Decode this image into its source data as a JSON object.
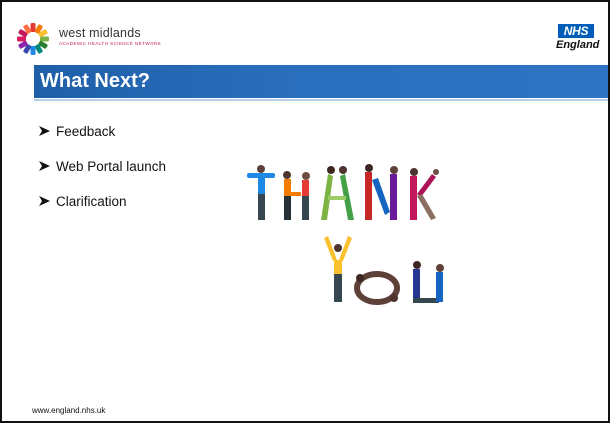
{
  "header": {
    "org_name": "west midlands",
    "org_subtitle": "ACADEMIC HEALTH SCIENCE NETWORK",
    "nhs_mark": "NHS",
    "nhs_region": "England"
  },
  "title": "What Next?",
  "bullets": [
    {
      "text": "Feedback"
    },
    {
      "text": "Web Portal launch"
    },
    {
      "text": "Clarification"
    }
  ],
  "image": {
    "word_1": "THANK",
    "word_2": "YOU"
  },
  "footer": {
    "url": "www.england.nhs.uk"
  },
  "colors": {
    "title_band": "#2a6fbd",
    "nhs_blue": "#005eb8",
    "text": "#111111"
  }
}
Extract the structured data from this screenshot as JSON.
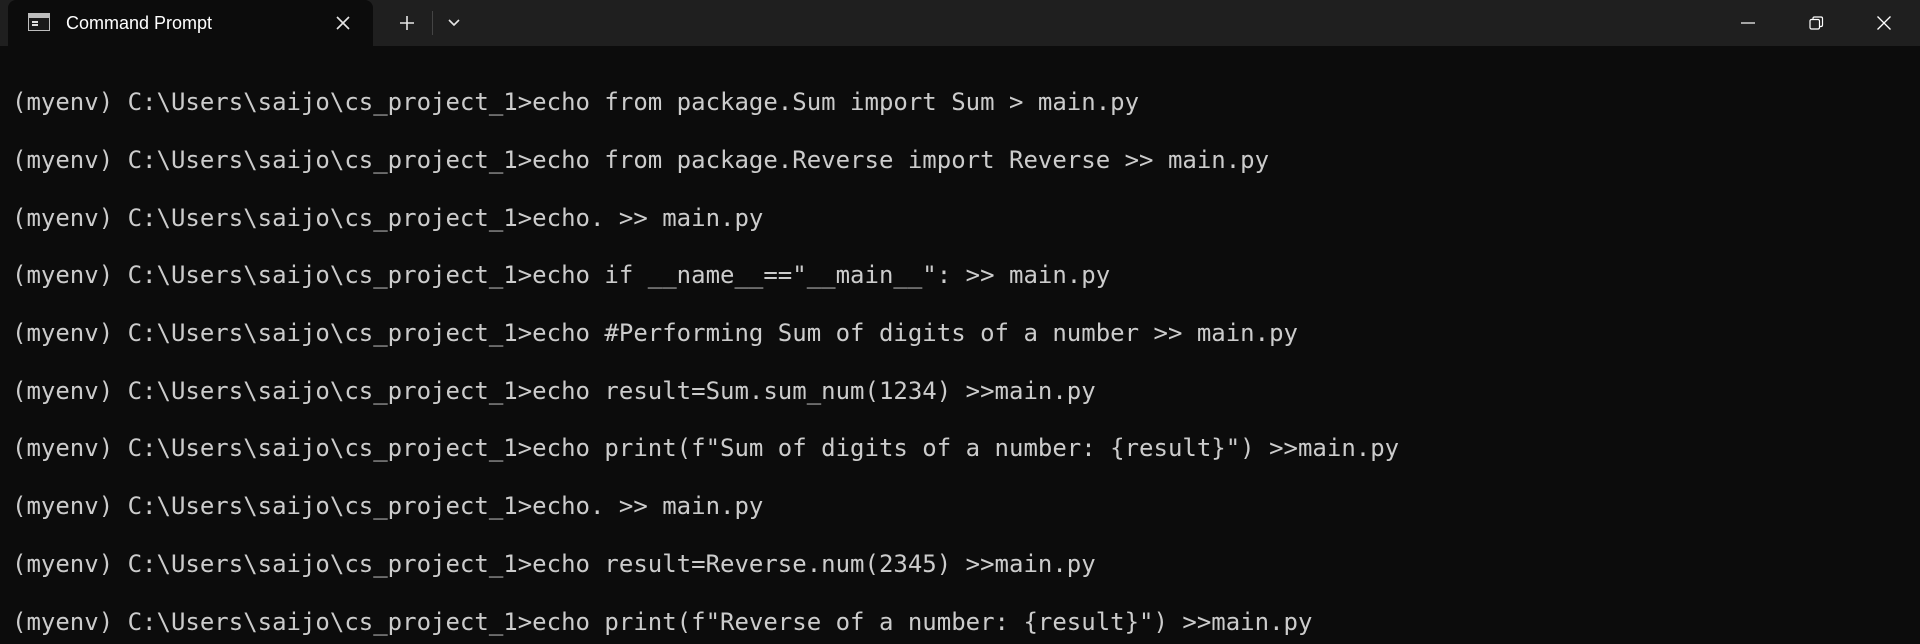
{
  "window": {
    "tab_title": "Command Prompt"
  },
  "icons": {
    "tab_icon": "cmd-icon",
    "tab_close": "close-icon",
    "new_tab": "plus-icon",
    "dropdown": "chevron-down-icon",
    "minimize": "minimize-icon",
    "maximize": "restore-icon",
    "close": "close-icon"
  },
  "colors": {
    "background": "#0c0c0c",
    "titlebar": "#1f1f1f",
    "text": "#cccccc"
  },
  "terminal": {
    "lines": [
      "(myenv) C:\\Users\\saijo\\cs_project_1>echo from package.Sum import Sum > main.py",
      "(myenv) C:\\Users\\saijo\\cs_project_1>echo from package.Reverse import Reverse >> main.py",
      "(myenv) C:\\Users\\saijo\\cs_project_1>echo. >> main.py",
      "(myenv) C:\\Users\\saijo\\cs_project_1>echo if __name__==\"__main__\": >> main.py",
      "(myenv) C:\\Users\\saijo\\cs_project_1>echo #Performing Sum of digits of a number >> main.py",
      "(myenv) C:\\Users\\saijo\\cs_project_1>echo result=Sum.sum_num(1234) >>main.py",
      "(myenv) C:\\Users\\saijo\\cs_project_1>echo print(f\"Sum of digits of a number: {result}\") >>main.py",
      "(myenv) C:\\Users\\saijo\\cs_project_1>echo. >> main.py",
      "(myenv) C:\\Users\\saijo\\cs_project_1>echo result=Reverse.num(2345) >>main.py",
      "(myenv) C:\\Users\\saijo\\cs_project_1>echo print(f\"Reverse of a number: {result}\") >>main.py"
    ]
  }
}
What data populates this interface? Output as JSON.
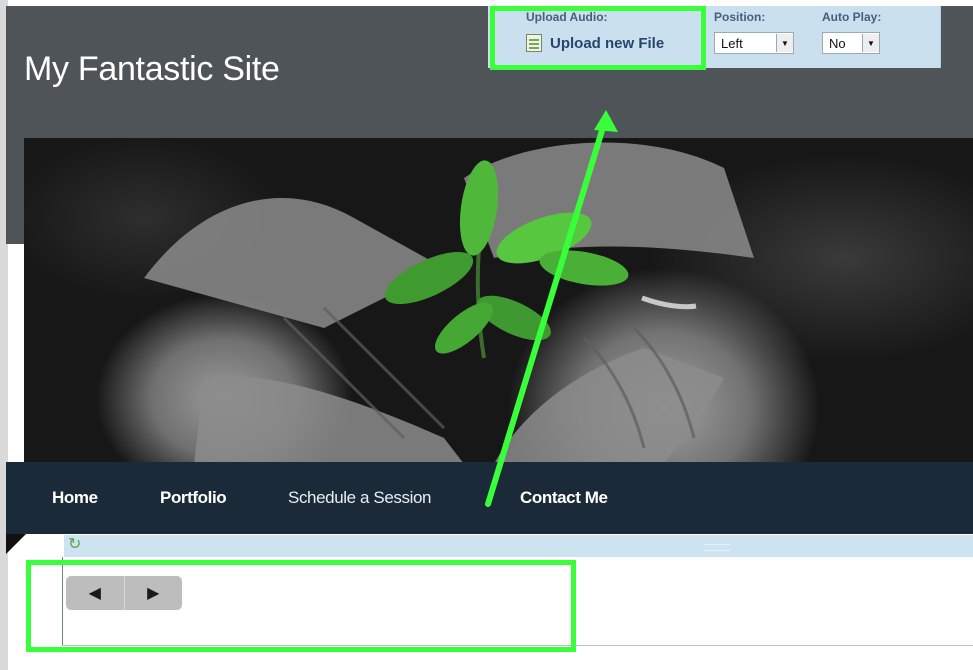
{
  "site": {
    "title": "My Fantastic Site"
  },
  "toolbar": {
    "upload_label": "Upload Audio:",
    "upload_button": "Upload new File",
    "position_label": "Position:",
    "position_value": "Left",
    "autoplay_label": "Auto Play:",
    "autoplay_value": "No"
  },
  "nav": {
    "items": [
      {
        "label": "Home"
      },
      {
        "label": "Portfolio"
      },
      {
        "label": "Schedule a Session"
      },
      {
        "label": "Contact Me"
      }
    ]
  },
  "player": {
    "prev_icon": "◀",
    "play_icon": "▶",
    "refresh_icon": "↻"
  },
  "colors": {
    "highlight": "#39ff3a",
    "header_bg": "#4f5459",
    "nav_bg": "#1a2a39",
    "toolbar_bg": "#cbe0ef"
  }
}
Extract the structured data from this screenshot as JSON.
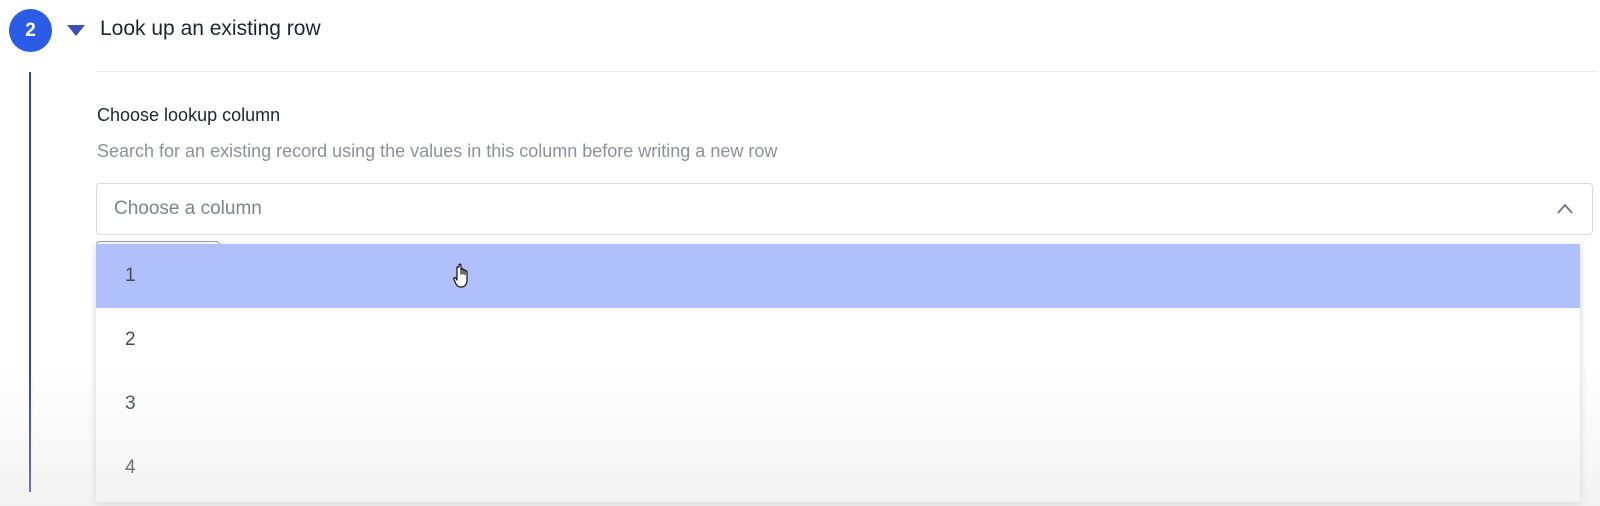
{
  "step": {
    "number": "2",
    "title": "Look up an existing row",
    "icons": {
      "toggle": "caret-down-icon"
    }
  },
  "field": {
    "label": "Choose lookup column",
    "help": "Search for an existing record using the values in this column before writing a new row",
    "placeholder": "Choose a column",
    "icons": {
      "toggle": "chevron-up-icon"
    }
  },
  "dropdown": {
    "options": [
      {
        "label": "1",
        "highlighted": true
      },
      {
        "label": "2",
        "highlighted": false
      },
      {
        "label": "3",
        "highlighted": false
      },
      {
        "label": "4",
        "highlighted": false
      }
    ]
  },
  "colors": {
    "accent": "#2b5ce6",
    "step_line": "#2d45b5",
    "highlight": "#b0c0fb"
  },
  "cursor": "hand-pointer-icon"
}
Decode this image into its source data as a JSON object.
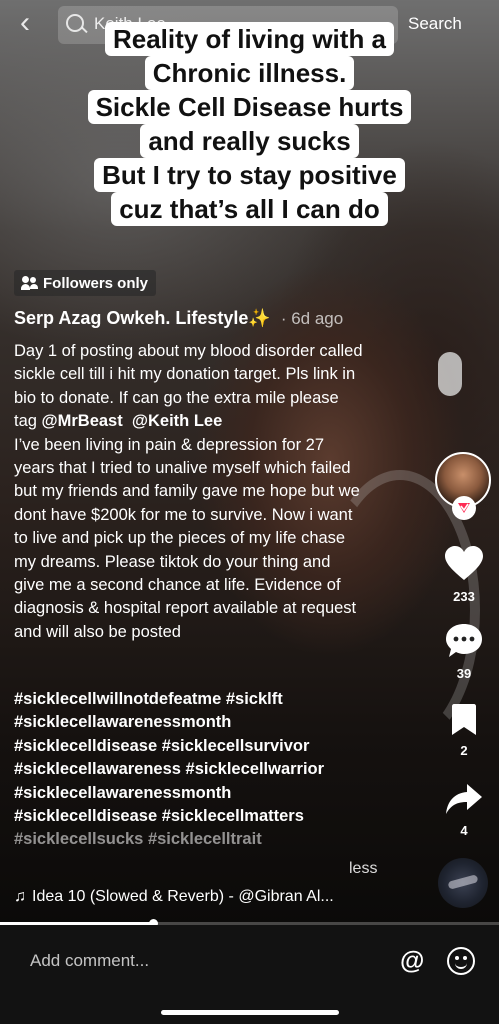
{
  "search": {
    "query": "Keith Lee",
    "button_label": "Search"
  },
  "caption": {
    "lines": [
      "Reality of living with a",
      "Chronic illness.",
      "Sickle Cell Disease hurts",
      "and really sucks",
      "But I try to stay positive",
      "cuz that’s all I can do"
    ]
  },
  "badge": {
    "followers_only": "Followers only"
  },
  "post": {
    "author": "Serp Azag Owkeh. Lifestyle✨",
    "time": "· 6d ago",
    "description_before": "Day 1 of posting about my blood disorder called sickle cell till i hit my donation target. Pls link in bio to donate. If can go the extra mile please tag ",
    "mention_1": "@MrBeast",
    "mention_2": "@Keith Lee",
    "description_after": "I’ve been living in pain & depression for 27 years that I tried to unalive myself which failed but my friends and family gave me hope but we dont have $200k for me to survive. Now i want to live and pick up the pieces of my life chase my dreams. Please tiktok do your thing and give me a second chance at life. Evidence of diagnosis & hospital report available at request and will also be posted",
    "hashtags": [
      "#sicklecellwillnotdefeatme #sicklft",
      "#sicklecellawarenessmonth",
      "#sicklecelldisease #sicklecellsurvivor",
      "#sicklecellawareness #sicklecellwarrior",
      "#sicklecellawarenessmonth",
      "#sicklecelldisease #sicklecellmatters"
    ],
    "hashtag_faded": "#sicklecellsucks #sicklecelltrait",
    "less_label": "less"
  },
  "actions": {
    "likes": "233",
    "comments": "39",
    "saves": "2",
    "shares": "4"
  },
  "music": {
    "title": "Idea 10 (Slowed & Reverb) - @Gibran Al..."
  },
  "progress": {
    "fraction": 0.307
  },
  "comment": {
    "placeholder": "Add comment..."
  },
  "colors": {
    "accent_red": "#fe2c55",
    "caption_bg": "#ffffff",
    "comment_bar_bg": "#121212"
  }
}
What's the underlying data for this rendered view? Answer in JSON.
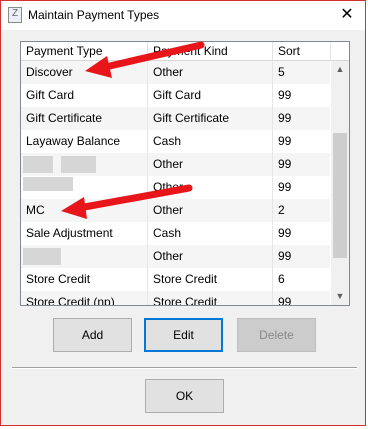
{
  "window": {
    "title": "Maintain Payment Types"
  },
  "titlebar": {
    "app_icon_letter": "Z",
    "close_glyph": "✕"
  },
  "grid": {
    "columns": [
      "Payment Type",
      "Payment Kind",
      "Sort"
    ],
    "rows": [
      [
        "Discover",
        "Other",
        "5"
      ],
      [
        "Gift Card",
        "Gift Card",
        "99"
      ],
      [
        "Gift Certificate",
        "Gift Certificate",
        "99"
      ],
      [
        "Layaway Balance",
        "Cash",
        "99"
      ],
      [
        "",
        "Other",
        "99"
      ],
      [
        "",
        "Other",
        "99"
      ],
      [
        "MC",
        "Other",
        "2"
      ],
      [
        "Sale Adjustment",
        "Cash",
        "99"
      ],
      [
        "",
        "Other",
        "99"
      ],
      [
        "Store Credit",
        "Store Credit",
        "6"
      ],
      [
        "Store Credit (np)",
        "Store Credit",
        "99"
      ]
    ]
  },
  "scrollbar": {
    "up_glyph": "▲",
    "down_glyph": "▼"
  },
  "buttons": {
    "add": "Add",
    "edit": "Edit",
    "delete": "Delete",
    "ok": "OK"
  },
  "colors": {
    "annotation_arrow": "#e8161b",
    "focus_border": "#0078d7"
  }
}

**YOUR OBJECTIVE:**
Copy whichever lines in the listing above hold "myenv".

**ANSWER TO THE PROBLEM:**
      "(myenv) C:\\Users\\saijo\\cs_project_1>echo from package.Sum import Sum > main.py",
      "(myenv) C:\\Users\\saijo\\cs_project_1>echo from package.Reverse import Reverse >> main.py",
      "(myenv) C:\\Users\\saijo\\cs_project_1>echo. >> main.py",
      "(myenv) C:\\Users\\saijo\\cs_project_1>echo if __name__==\"__main__\": >> main.py",
      "(myenv) C:\\Users\\saijo\\cs_project_1>echo #Performing Sum of digits of a number >> main.py",
      "(myenv) C:\\Users\\saijo\\cs_project_1>echo result=Sum.sum_num(1234) >>main.py",
      "(myenv) C:\\Users\\saijo\\cs_project_1>echo print(f\"Sum of digits of a number: {result}\") >>main.py",
      "(myenv) C:\\Users\\saijo\\cs_project_1>echo. >> main.py",
      "(myenv) C:\\Users\\saijo\\cs_project_1>echo result=Reverse.num(2345) >>main.py",
      "(myenv) C:\\Users\\saijo\\cs_project_1>echo print(f\"Reverse of a number: {result}\") >>main.py"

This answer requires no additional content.